But children may express their condition quite differently, so it's especially important for parents and other caring adults to be sensitive to the signs of childhood depression.
Everyone feels sad once in a while, whether it's over something fairly small like a disappointing test score, or a major upheaval like a family move to a new city.
Depression occurs when sadness turns into despair, lasts for weeks or months and prevents children from functioning happily and successfully at home, among friends or at school. About 5 percent of children and adolescents suffer from depression.
Kids who are chronically or extremely stressed (think abuse), who experience loss (such as a death or divorce in the family) or who have mental, behavioral or certain physical disorders are at higher risk for depression.
Having a parent who is depressed is the single biggest risk factor for a child becoming depressed. There is some genetic influence, though the impact is compounded by the depressed parent's diminished ability to respond to the child's emotional needs.
Rates of depression are about equal among boys and girls until around 11 years of age. During adolescence, girls become twice as likely as boys to experience bouts of depression.

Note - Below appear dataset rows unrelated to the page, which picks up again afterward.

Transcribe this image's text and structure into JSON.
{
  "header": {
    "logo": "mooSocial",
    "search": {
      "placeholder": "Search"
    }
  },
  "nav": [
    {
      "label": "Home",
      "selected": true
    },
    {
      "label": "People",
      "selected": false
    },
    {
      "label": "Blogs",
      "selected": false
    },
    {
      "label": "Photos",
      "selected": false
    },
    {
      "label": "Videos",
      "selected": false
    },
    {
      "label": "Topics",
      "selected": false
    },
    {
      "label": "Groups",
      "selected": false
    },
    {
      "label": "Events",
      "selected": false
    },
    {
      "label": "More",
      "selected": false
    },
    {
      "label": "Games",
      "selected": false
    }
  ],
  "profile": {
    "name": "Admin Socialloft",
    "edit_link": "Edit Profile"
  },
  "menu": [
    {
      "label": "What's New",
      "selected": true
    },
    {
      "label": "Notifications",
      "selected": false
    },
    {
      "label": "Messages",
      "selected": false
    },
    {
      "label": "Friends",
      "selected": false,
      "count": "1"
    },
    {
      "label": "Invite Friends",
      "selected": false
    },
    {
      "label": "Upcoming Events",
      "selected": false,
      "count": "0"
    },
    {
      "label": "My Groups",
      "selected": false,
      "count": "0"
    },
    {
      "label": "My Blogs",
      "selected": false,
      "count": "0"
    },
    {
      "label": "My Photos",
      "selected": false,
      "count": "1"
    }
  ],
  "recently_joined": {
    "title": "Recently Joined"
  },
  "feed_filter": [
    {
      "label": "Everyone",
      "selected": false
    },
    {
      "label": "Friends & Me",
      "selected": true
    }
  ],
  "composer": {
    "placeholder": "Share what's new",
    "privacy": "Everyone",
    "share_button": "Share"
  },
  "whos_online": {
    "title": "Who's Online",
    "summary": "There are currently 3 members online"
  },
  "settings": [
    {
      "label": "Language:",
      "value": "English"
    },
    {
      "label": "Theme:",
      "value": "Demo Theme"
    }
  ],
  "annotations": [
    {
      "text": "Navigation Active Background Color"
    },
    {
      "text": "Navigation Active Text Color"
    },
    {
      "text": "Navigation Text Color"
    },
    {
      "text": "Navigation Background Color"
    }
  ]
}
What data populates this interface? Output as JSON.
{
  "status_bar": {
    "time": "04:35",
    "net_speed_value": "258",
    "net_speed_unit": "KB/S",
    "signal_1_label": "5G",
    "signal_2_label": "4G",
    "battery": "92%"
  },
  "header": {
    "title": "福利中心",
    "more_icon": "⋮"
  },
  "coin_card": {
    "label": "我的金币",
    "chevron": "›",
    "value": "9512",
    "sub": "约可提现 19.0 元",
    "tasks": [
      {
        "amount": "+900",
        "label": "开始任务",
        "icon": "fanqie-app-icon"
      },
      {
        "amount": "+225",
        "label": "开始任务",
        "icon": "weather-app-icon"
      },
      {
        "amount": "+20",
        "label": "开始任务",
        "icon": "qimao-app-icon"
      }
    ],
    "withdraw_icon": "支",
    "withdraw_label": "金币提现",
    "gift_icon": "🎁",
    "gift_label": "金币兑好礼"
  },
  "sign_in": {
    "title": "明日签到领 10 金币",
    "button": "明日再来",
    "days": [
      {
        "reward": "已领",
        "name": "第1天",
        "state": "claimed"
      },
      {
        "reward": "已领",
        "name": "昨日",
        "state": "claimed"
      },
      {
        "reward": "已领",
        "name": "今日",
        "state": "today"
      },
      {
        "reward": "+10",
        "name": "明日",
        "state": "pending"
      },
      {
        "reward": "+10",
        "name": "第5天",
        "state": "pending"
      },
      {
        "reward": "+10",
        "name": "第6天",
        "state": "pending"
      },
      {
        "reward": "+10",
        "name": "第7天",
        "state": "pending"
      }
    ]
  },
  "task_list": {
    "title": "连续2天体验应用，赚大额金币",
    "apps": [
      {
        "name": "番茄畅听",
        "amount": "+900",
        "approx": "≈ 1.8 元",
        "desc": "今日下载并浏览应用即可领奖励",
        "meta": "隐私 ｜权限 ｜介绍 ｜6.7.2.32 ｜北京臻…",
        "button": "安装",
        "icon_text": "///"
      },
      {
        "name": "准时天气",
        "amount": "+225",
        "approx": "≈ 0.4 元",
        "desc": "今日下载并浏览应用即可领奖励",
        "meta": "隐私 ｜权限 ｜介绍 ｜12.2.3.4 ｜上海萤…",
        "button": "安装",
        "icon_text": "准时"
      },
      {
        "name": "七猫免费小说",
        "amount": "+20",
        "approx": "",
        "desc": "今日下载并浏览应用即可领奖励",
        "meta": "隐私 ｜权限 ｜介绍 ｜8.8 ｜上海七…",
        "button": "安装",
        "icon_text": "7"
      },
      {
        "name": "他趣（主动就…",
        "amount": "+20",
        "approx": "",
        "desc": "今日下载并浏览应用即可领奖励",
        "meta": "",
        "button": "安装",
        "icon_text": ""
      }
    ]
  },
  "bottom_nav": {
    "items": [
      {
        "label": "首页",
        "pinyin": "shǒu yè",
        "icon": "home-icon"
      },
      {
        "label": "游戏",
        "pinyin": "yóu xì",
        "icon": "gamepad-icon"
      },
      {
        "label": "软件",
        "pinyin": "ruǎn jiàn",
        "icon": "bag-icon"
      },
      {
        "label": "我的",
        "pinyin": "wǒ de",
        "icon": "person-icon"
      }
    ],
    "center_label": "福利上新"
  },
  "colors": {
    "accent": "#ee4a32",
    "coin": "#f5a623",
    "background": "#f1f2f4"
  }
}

Perhaps girls are just more conditioned to be reflective about themselves. For instance, more teenage girls than boys worry about matters such as appearance, popularity, safety, friendships, romance, family problems and self-worth.
Young children likely won't recognize when they feel depressed, but parents can look for telltale signs. A depressed child may lack energy, show little emotion, withdraw from people, appear hopeless and have trouble sleeping. School-aged children may complain of physical symptoms like headaches or stomachaches and have changes in appetite. They may lose interest in their friends and the activities that used to be fun for them.
Teens may sleep a lot more than they normally would, they may move or speak more slowly than usual, hallucinate or have delusions. (All of which can also be signs of substance abuse.)
Although it's rare, some children can be so depressed that they want to die. Even mild depression can have a significant long-term impact on a child's development.
So it's important to seek professional help through your pediatrician, school psychologist or community mental health professional when you observe one or more of the behavior changes listed above, especially if they occur suddenly and persist.
A physician should always rule out the possibility that depression may be caused by a serious medical condition. Diagnosing and treating the physical illness could relieve the psychological symptoms.
Once depression is identified as the problem, individual and family therapy may be useful. Treatment may include the well-supervised use of antidepressant medication.
All of us should heighten our attention, sensitivity and response to the ways our children communicate their inner feelings. You might be the one who helps a child out of a tunnel of darkness into the light.
Peter A. Gorski, M.D., M.P.A., is a child development expert at the Children's Board of Hillsborough County, a pediatrician and a professor of pediatrics, public health and psychiatry at the University of South Florida.